- Task statement
Can you reproduce the data beneath, keeping every line exact?

====

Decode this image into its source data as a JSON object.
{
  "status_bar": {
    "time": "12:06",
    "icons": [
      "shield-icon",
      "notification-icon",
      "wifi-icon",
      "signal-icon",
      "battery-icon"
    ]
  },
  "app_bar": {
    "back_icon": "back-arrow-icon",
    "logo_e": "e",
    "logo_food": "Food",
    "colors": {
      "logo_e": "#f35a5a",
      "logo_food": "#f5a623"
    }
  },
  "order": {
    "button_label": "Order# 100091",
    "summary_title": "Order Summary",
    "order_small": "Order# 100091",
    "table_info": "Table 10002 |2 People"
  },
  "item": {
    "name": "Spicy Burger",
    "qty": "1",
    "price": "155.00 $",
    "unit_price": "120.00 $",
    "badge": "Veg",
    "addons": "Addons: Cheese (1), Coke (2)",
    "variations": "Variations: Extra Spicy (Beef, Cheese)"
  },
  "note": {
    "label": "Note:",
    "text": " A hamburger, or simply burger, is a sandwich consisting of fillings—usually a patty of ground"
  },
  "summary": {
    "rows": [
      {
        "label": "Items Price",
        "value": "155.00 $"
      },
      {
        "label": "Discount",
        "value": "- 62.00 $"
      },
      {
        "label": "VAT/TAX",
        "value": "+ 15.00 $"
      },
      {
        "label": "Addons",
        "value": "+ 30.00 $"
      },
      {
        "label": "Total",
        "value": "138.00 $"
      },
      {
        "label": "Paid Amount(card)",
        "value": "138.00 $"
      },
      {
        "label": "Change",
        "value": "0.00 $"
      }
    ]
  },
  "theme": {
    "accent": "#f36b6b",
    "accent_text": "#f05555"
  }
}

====

- Exercise output
Decode this image into its source data as a JSON object.
{
  "status_bar": {
    "time": "12:06",
    "icons": [
      "shield-icon",
      "notification-icon",
      "wifi-icon",
      "signal-icon",
      "battery-icon"
    ]
  },
  "app_bar": {
    "back_icon": "back-arrow-icon",
    "logo_e": "e",
    "logo_food": "Food",
    "colors": {
      "logo_e": "#f35a5a",
      "logo_food": "#f5a623"
    }
  },
  "order": {
    "button_label": "Order# 100091",
    "summary_title": "Order Summary",
    "order_small": "Order# 100091",
    "table_info": "Table 10002 |2 People"
  },
  "item": {
    "name": "Spicy Burger",
    "qty": "1",
    "price": "155.00 $",
    "unit_price": "120.00 $",
    "badge": "Veg",
    "addons": "Addons: Cheese (1), Coke (2)",
    "variations": "Variations: Extra Spicy (Beef, Cheese)"
  },
  "note": {
    "label": "Note:",
    "text": " A hamburger, or simply burger, is a sandwich consisting of fillings—usually a patty of ground"
  },
  "summary": {
    "rows": [
      {
        "label": "Items Price",
        "value": "155.00 $"
      },
      {
        "label": "Discount",
        "value": "- 62.00 $"
      },
      {
        "label": "VAT/TAX",
        "value": "+ 15.00 $"
      },
      {
        "label": "Addons",
        "value": "+ 30.00 $"
      },
      {
        "label": "Total",
        "value": "138.00 $"
      },
      {
        "label": "Paid Amount(card)",
        "value": "138.00 $"
      },
      {
        "label": "Change",
        "value": "0.00 $"
      }
    ]
  },
  "theme": {
    "accent": "#f36b6b",
    "accent_text": "#f05555"
  }
}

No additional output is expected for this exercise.